We knew that Trump's decision to unilaterally pull out of the Trans Pacific Partnership (TPP) would open up opportunities for other countries while cutting off opportunities for Americans, but what does that actually look like in practice?
Politico Magazine has taken a close look at specific cases, particularly in the agricultural sector, where Trump's decision will mean American farmers will not be able to compete with other nations that are negotiating their own trade deals without the United States.
The kicker is how much of this is being accomplished through a framework that the United States negotiated for before Trump abandoned it.
On July 6, the EU, which already exports as much pork to Japan as the United States does, announced political agreement on a new deal that would give European pork farmers an advantage of up to $2 per pound over U.S. exporters under certain circumstances—a move which, if unchecked, is all but certain to create a widening gap between EU exports and those from the United States.
European wine producers, who sold more than $1 billion to Japan between 2014 and 2016, would also see a 15 percent tariff on exports to Japan disappear while U.S. exporters would continue to face that duty at the border. For other products, the deal essentially mirrors the rates negotiated under the TPP, which the United States has surrendered, giving the EU a clear advantage over U.S. farmers.
Just because the United States has decided to take our ball and go home doesn't mean other countries are going to stop playing.
In fact, other nations are planning to go ahead and ratify the Trans Pacific Partnership without us.

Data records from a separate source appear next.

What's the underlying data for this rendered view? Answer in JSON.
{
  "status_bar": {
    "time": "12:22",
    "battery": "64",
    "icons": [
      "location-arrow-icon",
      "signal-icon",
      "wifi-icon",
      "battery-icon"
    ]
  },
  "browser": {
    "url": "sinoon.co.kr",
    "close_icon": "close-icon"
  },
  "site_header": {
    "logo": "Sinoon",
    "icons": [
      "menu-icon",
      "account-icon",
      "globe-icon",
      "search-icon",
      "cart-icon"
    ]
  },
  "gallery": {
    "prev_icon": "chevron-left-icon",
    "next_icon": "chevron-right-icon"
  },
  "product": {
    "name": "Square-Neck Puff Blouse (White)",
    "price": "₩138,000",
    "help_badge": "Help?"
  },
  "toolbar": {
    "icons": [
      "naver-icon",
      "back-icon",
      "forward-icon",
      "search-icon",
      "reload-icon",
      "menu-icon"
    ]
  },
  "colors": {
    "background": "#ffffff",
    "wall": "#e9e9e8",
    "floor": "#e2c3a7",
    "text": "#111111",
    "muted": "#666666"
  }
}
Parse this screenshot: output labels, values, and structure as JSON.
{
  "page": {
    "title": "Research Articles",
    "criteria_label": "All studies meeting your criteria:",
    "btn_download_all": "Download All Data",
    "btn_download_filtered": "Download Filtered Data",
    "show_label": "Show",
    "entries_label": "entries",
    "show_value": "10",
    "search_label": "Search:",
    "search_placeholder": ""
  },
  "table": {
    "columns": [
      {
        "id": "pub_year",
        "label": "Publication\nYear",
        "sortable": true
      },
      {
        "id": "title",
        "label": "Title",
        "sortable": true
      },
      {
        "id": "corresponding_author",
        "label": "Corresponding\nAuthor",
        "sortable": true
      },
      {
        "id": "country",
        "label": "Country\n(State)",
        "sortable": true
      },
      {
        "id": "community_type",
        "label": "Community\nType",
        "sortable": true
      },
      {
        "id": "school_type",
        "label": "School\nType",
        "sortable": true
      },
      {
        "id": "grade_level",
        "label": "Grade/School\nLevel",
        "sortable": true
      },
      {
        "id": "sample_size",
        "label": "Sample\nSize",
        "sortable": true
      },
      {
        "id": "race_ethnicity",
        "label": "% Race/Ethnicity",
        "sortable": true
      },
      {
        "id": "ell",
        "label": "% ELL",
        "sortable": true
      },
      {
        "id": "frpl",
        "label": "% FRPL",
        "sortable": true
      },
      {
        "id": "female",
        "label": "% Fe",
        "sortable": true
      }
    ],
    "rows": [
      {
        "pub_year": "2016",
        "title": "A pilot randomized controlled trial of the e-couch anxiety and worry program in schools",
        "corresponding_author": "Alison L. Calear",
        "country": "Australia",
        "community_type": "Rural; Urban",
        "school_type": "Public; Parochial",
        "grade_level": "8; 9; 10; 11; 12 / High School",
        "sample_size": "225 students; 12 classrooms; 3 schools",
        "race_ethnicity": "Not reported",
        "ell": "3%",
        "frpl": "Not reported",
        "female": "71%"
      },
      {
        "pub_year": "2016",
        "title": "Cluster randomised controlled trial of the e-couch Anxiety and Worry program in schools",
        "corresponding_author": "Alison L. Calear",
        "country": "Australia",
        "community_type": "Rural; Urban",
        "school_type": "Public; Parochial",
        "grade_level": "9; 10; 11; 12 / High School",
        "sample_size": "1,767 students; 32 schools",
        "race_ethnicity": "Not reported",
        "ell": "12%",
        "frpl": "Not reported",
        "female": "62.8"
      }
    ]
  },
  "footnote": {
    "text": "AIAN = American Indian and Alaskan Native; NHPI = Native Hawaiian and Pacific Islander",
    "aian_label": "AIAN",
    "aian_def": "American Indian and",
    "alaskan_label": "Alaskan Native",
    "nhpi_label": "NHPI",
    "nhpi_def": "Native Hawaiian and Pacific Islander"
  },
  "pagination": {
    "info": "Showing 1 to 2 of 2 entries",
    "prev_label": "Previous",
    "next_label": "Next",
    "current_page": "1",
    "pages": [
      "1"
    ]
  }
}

The remaining 11 TPP countries have already met two times, with a third meeting planned, to move ahead with the revival of the deal without the United States. The so-called TPP-11 would be in direct response to Trump’s trade policy. Economic forecasts already show projected gains for countries involved. Canada, according to one estimate, could permanently gain an annual market share of $412 million in beef and $111 million in pork sales to Japan by 2035, because lower tariffs would enable it to eclipse America’s position in the market.
I would be remiss not to point out that this is not a just a creation of Donald Trump.
A faction of liberals in America led by Senator Bernie Sanders, puritanical socialites, and union bosses spent most of the past two years condemning the TPP and trade in general. They revised history to blame the shortcomings of the North American Free Trade Agreement (NAFTA), our failure to adapt to the global market, and even the near-collapse of the auto industry almost exclusively on Hillary Clinton even though she was merely the First Lady in 1993.
You may have noticed that we haven't heard much about trade in recent months, and that's not a coincidence. Hillary Clinton is no longer around to be used as a collective punching bag for issues that she bears little to no responsibility for.
You should read the full article at Politico Magazine.